App and web page records:
━━━
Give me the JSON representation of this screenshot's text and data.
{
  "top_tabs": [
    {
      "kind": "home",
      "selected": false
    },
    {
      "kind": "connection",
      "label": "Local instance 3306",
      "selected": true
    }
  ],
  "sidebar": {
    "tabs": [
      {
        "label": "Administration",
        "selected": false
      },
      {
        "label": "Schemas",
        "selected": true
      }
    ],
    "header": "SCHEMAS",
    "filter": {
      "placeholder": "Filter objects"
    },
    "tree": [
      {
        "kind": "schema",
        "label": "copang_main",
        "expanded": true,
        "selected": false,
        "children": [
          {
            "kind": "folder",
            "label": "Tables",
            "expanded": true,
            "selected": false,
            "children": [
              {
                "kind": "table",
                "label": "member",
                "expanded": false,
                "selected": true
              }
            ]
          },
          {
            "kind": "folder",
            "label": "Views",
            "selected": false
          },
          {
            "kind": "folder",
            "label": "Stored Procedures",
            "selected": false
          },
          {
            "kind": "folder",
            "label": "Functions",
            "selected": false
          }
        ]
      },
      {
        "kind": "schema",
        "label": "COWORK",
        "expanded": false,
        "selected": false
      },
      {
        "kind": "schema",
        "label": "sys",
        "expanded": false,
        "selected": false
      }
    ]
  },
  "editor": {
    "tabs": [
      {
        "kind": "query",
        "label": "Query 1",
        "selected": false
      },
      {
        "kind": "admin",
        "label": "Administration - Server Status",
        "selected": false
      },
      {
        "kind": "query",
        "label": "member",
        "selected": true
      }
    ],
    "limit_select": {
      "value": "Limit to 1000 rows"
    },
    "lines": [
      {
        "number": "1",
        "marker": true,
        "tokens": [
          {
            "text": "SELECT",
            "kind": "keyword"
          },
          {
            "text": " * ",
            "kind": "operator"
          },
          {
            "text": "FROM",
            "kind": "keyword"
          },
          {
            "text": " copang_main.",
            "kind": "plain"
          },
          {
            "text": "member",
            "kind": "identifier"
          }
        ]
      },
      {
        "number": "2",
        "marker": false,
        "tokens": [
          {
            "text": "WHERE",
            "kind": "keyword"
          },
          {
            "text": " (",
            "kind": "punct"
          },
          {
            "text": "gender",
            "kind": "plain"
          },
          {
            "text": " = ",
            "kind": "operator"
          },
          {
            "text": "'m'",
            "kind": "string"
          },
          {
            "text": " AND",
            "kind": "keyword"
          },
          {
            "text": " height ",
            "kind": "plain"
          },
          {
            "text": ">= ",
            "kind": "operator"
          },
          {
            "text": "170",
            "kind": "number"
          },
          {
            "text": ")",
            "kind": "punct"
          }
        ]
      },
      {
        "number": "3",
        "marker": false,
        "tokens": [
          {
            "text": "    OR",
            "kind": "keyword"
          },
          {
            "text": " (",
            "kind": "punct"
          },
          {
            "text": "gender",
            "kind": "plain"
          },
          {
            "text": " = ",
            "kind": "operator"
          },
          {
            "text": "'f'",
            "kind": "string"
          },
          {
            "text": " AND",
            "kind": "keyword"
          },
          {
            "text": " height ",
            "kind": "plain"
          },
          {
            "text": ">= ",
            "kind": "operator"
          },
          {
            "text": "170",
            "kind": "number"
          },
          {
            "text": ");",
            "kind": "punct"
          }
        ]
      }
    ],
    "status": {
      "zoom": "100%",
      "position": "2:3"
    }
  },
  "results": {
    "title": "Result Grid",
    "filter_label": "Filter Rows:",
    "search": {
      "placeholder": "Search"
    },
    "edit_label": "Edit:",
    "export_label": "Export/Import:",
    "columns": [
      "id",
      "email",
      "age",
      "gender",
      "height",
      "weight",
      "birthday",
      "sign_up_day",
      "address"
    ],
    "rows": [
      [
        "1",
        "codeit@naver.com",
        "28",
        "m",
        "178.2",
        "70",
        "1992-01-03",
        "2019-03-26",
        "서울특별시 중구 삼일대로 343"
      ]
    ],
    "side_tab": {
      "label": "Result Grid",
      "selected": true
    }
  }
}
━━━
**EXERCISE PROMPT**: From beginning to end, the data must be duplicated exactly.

**TASK ANSWER**:
Give me the JSON representation of this screenshot's text and data.
{
  "top_tabs": [
    {
      "kind": "home",
      "selected": false
    },
    {
      "kind": "connection",
      "label": "Local instance 3306",
      "selected": true
    }
  ],
  "sidebar": {
    "tabs": [
      {
        "label": "Administration",
        "selected": false
      },
      {
        "label": "Schemas",
        "selected": true
      }
    ],
    "header": "SCHEMAS",
    "filter": {
      "placeholder": "Filter objects"
    },
    "tree": [
      {
        "kind": "schema",
        "label": "copang_main",
        "expanded": true,
        "selected": false,
        "children": [
          {
            "kind": "folder",
            "label": "Tables",
            "expanded": true,
            "selected": false,
            "children": [
              {
                "kind": "table",
                "label": "member",
                "expanded": false,
                "selected": true
              }
            ]
          },
          {
            "kind": "folder",
            "label": "Views",
            "selected": false
          },
          {
            "kind": "folder",
            "label": "Stored Procedures",
            "selected": false
          },
          {
            "kind": "folder",
            "label": "Functions",
            "selected": false
          }
        ]
      },
      {
        "kind": "schema",
        "label": "COWORK",
        "expanded": false,
        "selected": false
      },
      {
        "kind": "schema",
        "label": "sys",
        "expanded": false,
        "selected": false
      }
    ]
  },
  "editor": {
    "tabs": [
      {
        "kind": "query",
        "label": "Query 1",
        "selected": false
      },
      {
        "kind": "admin",
        "label": "Administration - Server Status",
        "selected": false
      },
      {
        "kind": "query",
        "label": "member",
        "selected": true
      }
    ],
    "limit_select": {
      "value": "Limit to 1000 rows"
    },
    "lines": [
      {
        "number": "1",
        "marker": true,
        "tokens": [
          {
            "text": "SELECT",
            "kind": "keyword"
          },
          {
            "text": " * ",
            "kind": "operator"
          },
          {
            "text": "FROM",
            "kind": "keyword"
          },
          {
            "text": " copang_main.",
            "kind": "plain"
          },
          {
            "text": "member",
            "kind": "identifier"
          }
        ]
      },
      {
        "number": "2",
        "marker": false,
        "tokens": [
          {
            "text": "WHERE",
            "kind": "keyword"
          },
          {
            "text": " (",
            "kind": "punct"
          },
          {
            "text": "gender",
            "kind": "plain"
          },
          {
            "text": " = ",
            "kind": "operator"
          },
          {
            "text": "'m'",
            "kind": "string"
          },
          {
            "text": " AND",
            "kind": "keyword"
          },
          {
            "text": " height ",
            "kind": "plain"
          },
          {
            "text": ">= ",
            "kind": "operator"
          },
          {
            "text": "170",
            "kind": "number"
          },
          {
            "text": ")",
            "kind": "punct"
          }
        ]
      },
      {
        "number": "3",
        "marker": false,
        "tokens": [
          {
            "text": "    OR",
            "kind": "keyword"
          },
          {
            "text": " (",
            "kind": "punct"
          },
          {
            "text": "gender",
            "kind": "plain"
          },
          {
            "text": " = ",
            "kind": "operator"
          },
          {
            "text": "'f'",
            "kind": "string"
          },
          {
            "text": " AND",
            "kind": "keyword"
          },
          {
            "text": " height ",
            "kind": "plain"
          },
          {
            "text": ">= ",
            "kind": "operator"
          },
          {
            "text": "170",
            "kind": "number"
          },
          {
            "text": ");",
            "kind": "punct"
          }
        ]
      }
    ],
    "status": {
      "zoom": "100%",
      "position": "2:3"
    }
  },
  "results": {
    "title": "Result Grid",
    "filter_label": "Filter Rows:",
    "search": {
      "placeholder": "Search"
    },
    "edit_label": "Edit:",
    "export_label": "Export/Import:",
    "columns": [
      "id",
      "email",
      "age",
      "gender",
      "height",
      "weight",
      "birthday",
      "sign_up_day",
      "address"
    ],
    "rows": [
      [
        "1",
        "codeit@naver.com",
        "28",
        "m",
        "178.2",
        "70",
        "1992-01-03",
        "2019-03-26",
        "서울특별시 중구 삼일대로 343"
      ]
    ],
    "side_tab": {
      "label": "Result Grid",
      "selected": true
    }
  }
}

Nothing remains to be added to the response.